But not James. Onward he rallied. As Mandy bolted and we lunged with towels, a butterfly net—one we’d bought to capture wayward birds in our garage—unexpectedly swooped over her head. James and I looked up in shocked surprise. At the other end of the net stood Joe, a local fix-it guy we’d hired to paint house trim. “It was handy,” he shrugged.
By 9:25 a.m., I was second-guessing the need for vaccinations, much less barbering. “You’re going to SHAVE a cat?” friends asked, dumbfounded. “No,” I told them, “not a cat. THREE cats!” Yes, I continued, because Mandy’s long fur mats into thick clumps in the summer. However, after her first (and only) buzz, our semi-Siamese cats, brothers Abe and Gabe, pegged her for a stranger. So for days, they tormented and chased poor Mandy. I worried endlessly that they might really hurt her. Which was why I’d decided to have all three shaved.
“We’ll call you when we’re done,” Penny, the groomer, said. She’s shaved many a cat in her lengthy career. So three more—even one glaring through a net—didn’t faze her. “Oh, they’ll be fine,” she assured me. “Don’t worry!”
Dubious but trusting, I slipped out the door, then returned two hours later to fetch my furry felines. Or rather, fur-less felines. No one said much on our short drive home. And I didn’t want to peek in anyone’s carrier. I knew the cats would associate me with the harrowing experience they’d just endured until at least day’s end. “We’re almost there!” I said, soothingly. “Everybody’s going to be just fine.”
We’d soon find out. In our driveway, Abe and Gabe, blinking their sky-blue eyes, cautiously sniffed the air, then ventured out from their carriers. At the sight of our two manly cats—who now sported only cheek tufts, fuzzy knee-high boots and a skinny rat’s tail—I had to laugh!
But not for long. As soon as the brothers took one look at each other, the hissing and growling ensued. Gabe, who looked like he had a hangover, sounded serious. Worried about possible bloodshed, I ushered him inside the house. Then I STUPIDLY tried to corral him back inside his carrier. YRRRWWW! “Well, go ahead and kill your brother!” I stormed as Gabe streaked past me, back into the garage. “I DON’T CARE!”
Meanwhile, Mandy remained in safe seclusion in our darkened living room. Every hour or so, I’d tiptoe in, pull back the towel and peek inside her carrier. All I could see were two huge owl eyes. She never uttered one sound. But I could read her mind: “Watch your back, Bozo—you’re gonna be history soon!”
Fortunately, by the next morning, Mandy had forgotten my lead role in her traumatic experience. She was more concerned with keeping a safe distance from the boys, who were more concerned with bullying one another. “Yrrrrrrrrrrr,” Gabe growled from deep within his chest whenever Abe got close. Then paws swatted. Teeth bared. Snarls rumbled.
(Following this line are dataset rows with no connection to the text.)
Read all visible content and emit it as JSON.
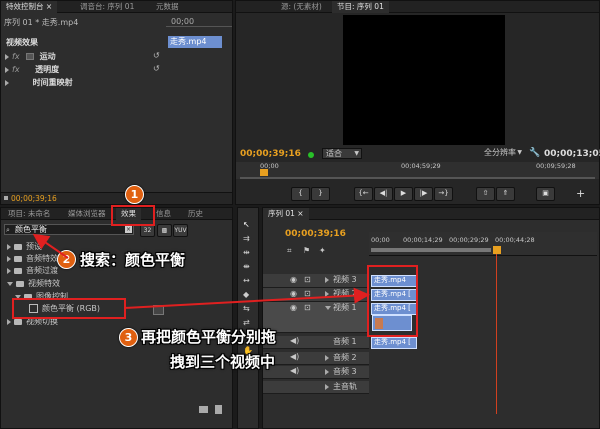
{
  "effect_controls": {
    "tabs": [
      "特效控制台 ×",
      "调音台: 序列 01",
      "元数据"
    ],
    "source": "序列 01 * 走秀.mp4",
    "ruler_time": "00;00",
    "clip_label": "走秀.mp4",
    "section": "视频效果",
    "effects": [
      "运动",
      "透明度",
      "时间重映射"
    ],
    "timecode": "00;00;39;16"
  },
  "program_monitor": {
    "tabs": [
      "源: (无素材)",
      "节目: 序列 01"
    ],
    "current_time": "00;00;39;16",
    "fit": "适合",
    "quality": "全分辨率",
    "duration": "00;00;13;05",
    "ruler": [
      "00;00",
      "00;04;59;29",
      "00;09;59;28"
    ]
  },
  "project_panel": {
    "tabs": [
      "项目: 未命名",
      "媒体浏览器",
      "效果",
      "信息",
      "历史"
    ],
    "search_value": "颜色平衡",
    "tree": [
      {
        "label": "预设",
        "indent": 0,
        "open": false
      },
      {
        "label": "音频特效",
        "indent": 0,
        "open": false
      },
      {
        "label": "音频过渡",
        "indent": 0,
        "open": false
      },
      {
        "label": "视频特效",
        "indent": 0,
        "open": true
      },
      {
        "label": "图像控制",
        "indent": 1,
        "open": true
      },
      {
        "label": "颜色平衡 (RGB)",
        "indent": 2,
        "open": false,
        "effect": true
      },
      {
        "label": "视频切换",
        "indent": 0,
        "open": false
      }
    ]
  },
  "timeline": {
    "tab": "序列 01 ×",
    "timecode": "00;00;39;16",
    "ruler": [
      "00;00",
      "00;00;14;29",
      "00;00;29;29",
      "00;00;44;28"
    ],
    "video_tracks": [
      "视频 3",
      "视频 2",
      "视频 1"
    ],
    "audio_tracks": [
      "音频 1",
      "音频 2",
      "音频 3",
      "主音轨"
    ],
    "clips": {
      "v3": "走秀.mp4",
      "v2": "走秀.mp4 [",
      "v1": "走秀.mp4 [",
      "a1": "走秀.mp4 ["
    }
  },
  "annotations": {
    "step1": "1",
    "step2": "2",
    "step2_text": "搜索：颜色平衡",
    "step3": "3",
    "step3_text_line1": "再把颜色平衡分别拖",
    "step3_text_line2": "拽到三个视频中"
  }
}
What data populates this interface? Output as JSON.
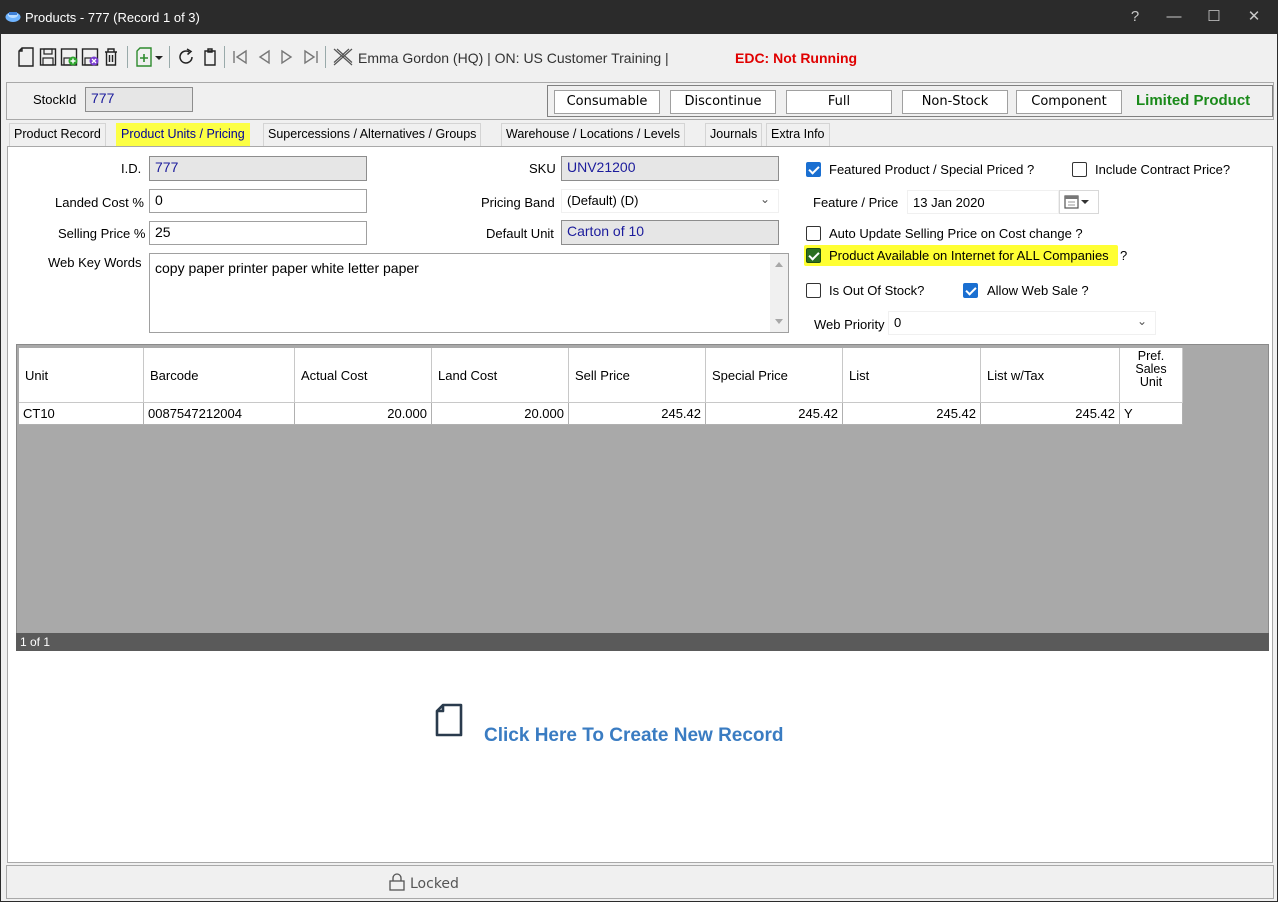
{
  "window": {
    "title": "Products - 777  (Record 1 of 3)",
    "controls": {
      "help": "?",
      "minimize": "—",
      "maximize": "☐",
      "close": "✕"
    }
  },
  "toolbar": {
    "user_info": "Emma Gordon (HQ) | ON: US Customer Training |",
    "edc_status": "EDC: Not Running",
    "icons": [
      "new-icon",
      "save-icon",
      "save-new-icon",
      "save-close-icon",
      "delete-icon",
      "add-dropdown-icon",
      "refresh-icon",
      "clipboard-icon",
      "first-record-icon",
      "previous-record-icon",
      "next-record-icon",
      "last-record-icon",
      "close-x-icon"
    ]
  },
  "stock": {
    "label": "StockId",
    "value": "777",
    "buttons": [
      "Consumable",
      "Discontinue",
      "Full",
      "Non-Stock",
      "Component"
    ],
    "status": "Limited Product",
    "status_color": "#1a8a1a"
  },
  "tabs": [
    "Product Record",
    "Product Units / Pricing",
    "Supercessions / Alternatives / Groups",
    "Warehouse / Locations / Levels",
    "Journals",
    "Extra Info"
  ],
  "active_tab": "Product Units / Pricing",
  "form": {
    "id_label": "I.D.",
    "id_value": "777",
    "landed_cost_label": "Landed Cost %",
    "landed_cost_value": "0",
    "selling_price_label": "Selling Price %",
    "selling_price_value": "25",
    "web_keywords_label": "Web Key Words",
    "web_keywords_value": "copy paper printer paper white letter paper",
    "sku_label": "SKU",
    "sku_value": "UNV21200",
    "pricing_band_label": "Pricing Band",
    "pricing_band_value": "(Default)   (D)",
    "default_unit_label": "Default Unit",
    "default_unit_value": "Carton of 10",
    "featured_label": "Featured Product / Special Priced ?",
    "featured_checked": true,
    "include_contract_label": "Include Contract Price?",
    "include_contract_checked": false,
    "feature_price_label": "Feature / Price",
    "feature_price_value": "13 Jan 2020",
    "auto_update_label": "Auto Update Selling Price on Cost change ?",
    "auto_update_checked": false,
    "available_internet_label": "Product Available on Internet for ALL Companies",
    "available_internet_suffix": "?",
    "available_internet_checked": true,
    "out_of_stock_label": "Is Out Of Stock?",
    "out_of_stock_checked": false,
    "allow_web_sale_label": "Allow Web Sale ?",
    "allow_web_sale_checked": true,
    "web_priority_label": "Web Priority",
    "web_priority_value": "0"
  },
  "grid": {
    "columns": [
      "Unit",
      "Barcode",
      "Actual Cost",
      "Land Cost",
      "Sell Price",
      "Special Price",
      "List",
      "List w/Tax"
    ],
    "pref_column": [
      "Pref.",
      "Sales",
      "Unit"
    ],
    "rows": [
      [
        "CT10",
        "0087547212004",
        "20.000",
        "20.000",
        "245.42",
        "245.42",
        "245.42",
        "245.42",
        "Y"
      ]
    ],
    "status": "1 of 1"
  },
  "create_record": {
    "text": "Click Here To Create New Record",
    "color": "#3a7cc2"
  },
  "statusbar": {
    "lock_text": "Locked"
  }
}
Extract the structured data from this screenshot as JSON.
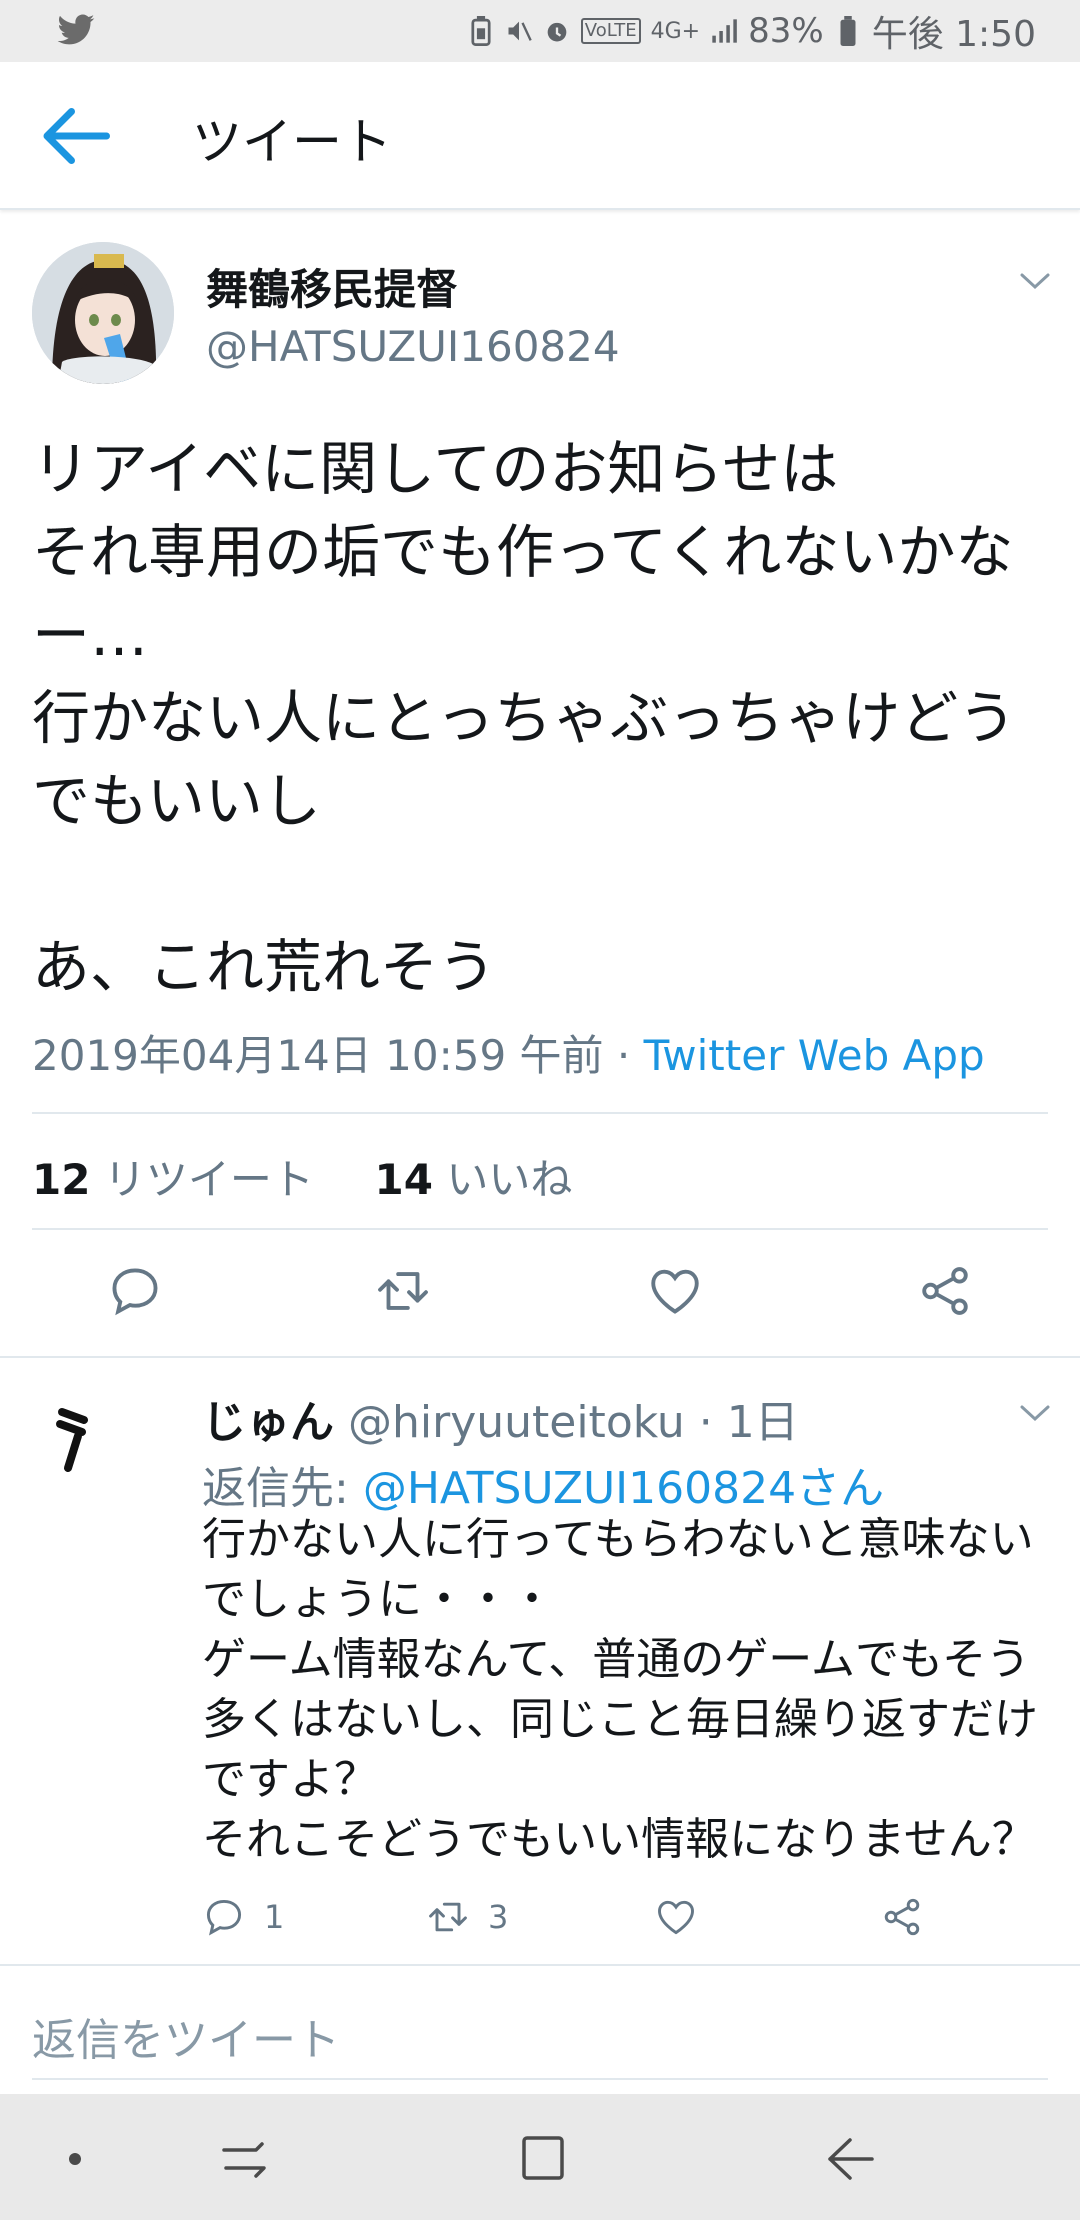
{
  "status_bar": {
    "battery": "83%",
    "time": "午後 1:50",
    "network": "4G+",
    "volte": "VoLTE",
    "icons": [
      "twitter-notification-icon",
      "battery-saver-icon",
      "mute-icon",
      "alarm-icon",
      "volte-icon",
      "network-icon",
      "signal-icon",
      "battery-icon"
    ]
  },
  "header": {
    "title": "ツイート",
    "back_icon": "arrow-left-icon"
  },
  "tweet": {
    "author_name": "舞鶴移民提督",
    "author_handle": "@HATSUZUI160824",
    "text": "リアイベに関してのお知らせは\nそれ専用の垢でも作ってくれないかなー…\n行かない人にとっちゃぶっちゃけどうでもいいし\n\nあ、これ荒れそう",
    "timestamp": "2019年04月14日 10:59 午前",
    "separator": " · ",
    "source": "Twitter Web App",
    "retweet_count": "12",
    "retweet_label": "リツイート",
    "like_count": "14",
    "like_label": "いいね",
    "actions": [
      "reply-icon",
      "retweet-icon",
      "like-icon",
      "share-icon"
    ]
  },
  "reply": {
    "name": "じゅん",
    "handle": "@hiryuuteitoku",
    "age": "1日",
    "replying_to_label": "返信先: ",
    "replying_to": "@HATSUZUI160824さん",
    "text": "行かない人に行ってもらわないと意味ないでしょうに・・・\nゲーム情報なんて、普通のゲームでもそう多くはないし、同じこと毎日繰り返すだけですよ？\nそれこそどうでもいい情報になりません？",
    "reply_count": "1",
    "retweet_count": "3"
  },
  "compose": {
    "placeholder": "返信をツイート"
  },
  "colors": {
    "accent": "#1b95e0",
    "secondary_text": "#657786",
    "divider": "#e1e8ed"
  }
}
No fur flew, though, because there was none.
I just didn’t get it. The two apparently had no recollection of having lived together since birth!
“Mandy?” I said, peering under my car in the garage. Two owl eyes stared back at me. Forget it, she wasn’t coming out any time soon. “Just wanted to make sure you were OK,” I added, backing away. Behind me, I heard Gabe growling. Or was it Abe? I fled back inside the house. “I am NEVER going to have those cats shaved again!” I vented to James. “Never ever! This is way too much drama!”
Day two unfolded much the same. The brothers hissed and spit. Mandy hid. So did I. And I did for most of the next day, too, until I ventured outside to water plants. At the sight of Abe and Gabe, I cringed. Instead of squabbling, though, they frisked up a nearby live oak. Then back down again. They raced and played in the yard like kittens. Meanwhile, Mandy, sprawled on a patio chair, snoozed contentedly.
“They must really feel good without all that fur,” James observed.
“Yeah, they must,” I agreed. “I’m so glad we got them shaved! Aren’t you?”
Sheryl Smith-Rodgers is a frequent contributor to Texas Co-op Power.